articlescollective said...

this is the tightest thing ive seen or read on the internets in a long time. daymn.

68 camaro is my dream car. black with white stripes. mad jealous.

that green machine is legendary

heated mammal said...

I am going to have to play the part most often played by Witchyard on this one. I too come from a car-loving family, and if I wanted to I could go get myself greasy right now working on two 57 Chevy's and a 64 Chevelle (stock 396 y'all) among other classic cars which are considered to be members of the family. I, on the other hand, hate cars. People may, and probably will, think this is dumb, but I see cars as being responsible for a slew of problems with America, most notably the proliferation of suburbs which are anti-cultural and breed ignorance.
I could go on about this for days, but I think this quote sort of sums it up:
"The automobile began as a toy and has remained so. It is mesmerizing the toy maker and the toy user, us. It is mesmerizing the inner and the outer. A toy to do business with has become the obstacle to the business of survival. The automobile is not a mixed blessing.
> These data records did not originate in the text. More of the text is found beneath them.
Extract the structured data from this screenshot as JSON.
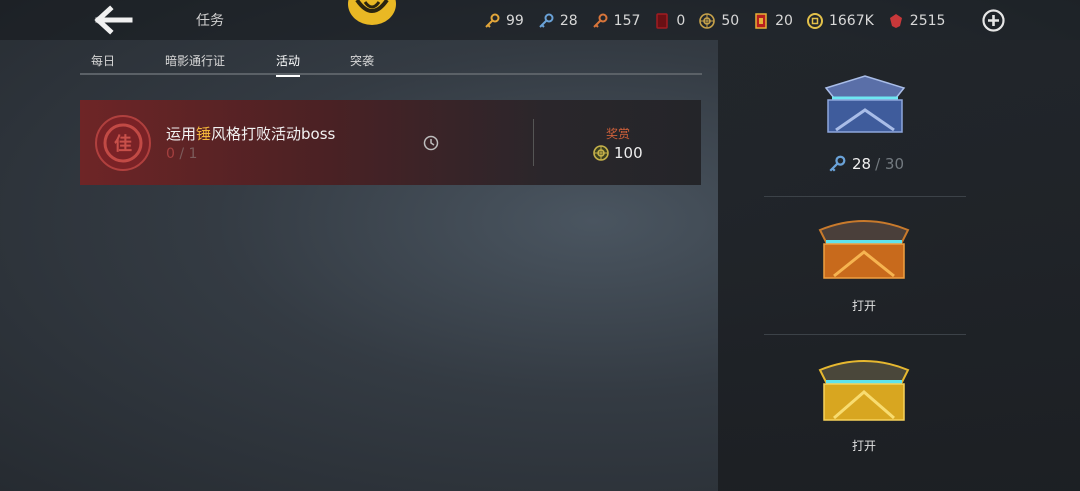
{
  "header": {
    "back_icon": "arrow-left-icon",
    "title": "任务",
    "emblem_icon": "gold-emblem-icon",
    "currencies": [
      {
        "icon": "gold-key-icon",
        "value": "99",
        "color": "#e3a63a"
      },
      {
        "icon": "blue-key-icon",
        "value": "28",
        "color": "#6aa2d8"
      },
      {
        "icon": "orange-key-icon",
        "value": "157",
        "color": "#d9753a"
      },
      {
        "icon": "red-card-icon",
        "value": "0",
        "color": "#a11c22"
      },
      {
        "icon": "gear-coin-icon",
        "value": "50",
        "color": "#c7a24a"
      },
      {
        "icon": "ticket-icon",
        "value": "20",
        "color": "#e7b136"
      },
      {
        "icon": "gold-coin-icon",
        "value": "1667K",
        "color": "#e3c14a"
      },
      {
        "icon": "red-gem-icon",
        "value": "2515",
        "color": "#c8383a"
      }
    ],
    "add_icon": "plus-circle-icon"
  },
  "tabs": [
    {
      "label": "每日",
      "active": false
    },
    {
      "label": "暗影通行证",
      "active": false
    },
    {
      "label": "活动",
      "active": true
    },
    {
      "label": "突袭",
      "active": false
    }
  ],
  "task": {
    "icon": "red-badge-icon",
    "badge_char": "佳",
    "title_before": "运用",
    "title_highlight": "锤",
    "title_after": "风格打败活动boss",
    "progress_current": "0",
    "progress_sep": "/",
    "progress_total": "1",
    "clock_icon": "clock-icon",
    "reward_label": "奖赏",
    "reward_icon": "gear-coin-icon",
    "reward_value": "100"
  },
  "side": {
    "chest1_icon": "blue-chest-icon",
    "key_icon": "blue-key-icon",
    "key_current": "28",
    "key_max": "/ 30",
    "chest2_icon": "orange-chest-icon",
    "chest2_action": "打开",
    "chest3_icon": "gold-chest-icon",
    "chest3_action": "打开"
  }
}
It is an apocalyptic example of mindless logistics and technological savagery"- Paolo Soleri

PS: trains,motorcycles,and planes are the way to travel

the xarlacc said...

WOOT WOOT ! shawty can i get a ride ?! let young xarlakk ride! my hair is long so i meet the qualifications to go fast in it.

Lord Sabbat said...

eric:
i agree. the car is a toy. so is the motorcycle. however, the problem lies not in the fact that it IS a toy but in the fact that we have lost track of that.

just like any hobby, if you show it love it will show you affection. when cars become a necessity, which they have because weve neglected trains, planes, and bicycles it puts an unfair burden on society.

cars like these though? pure toys. pure hobby. beautifully designed road ragers.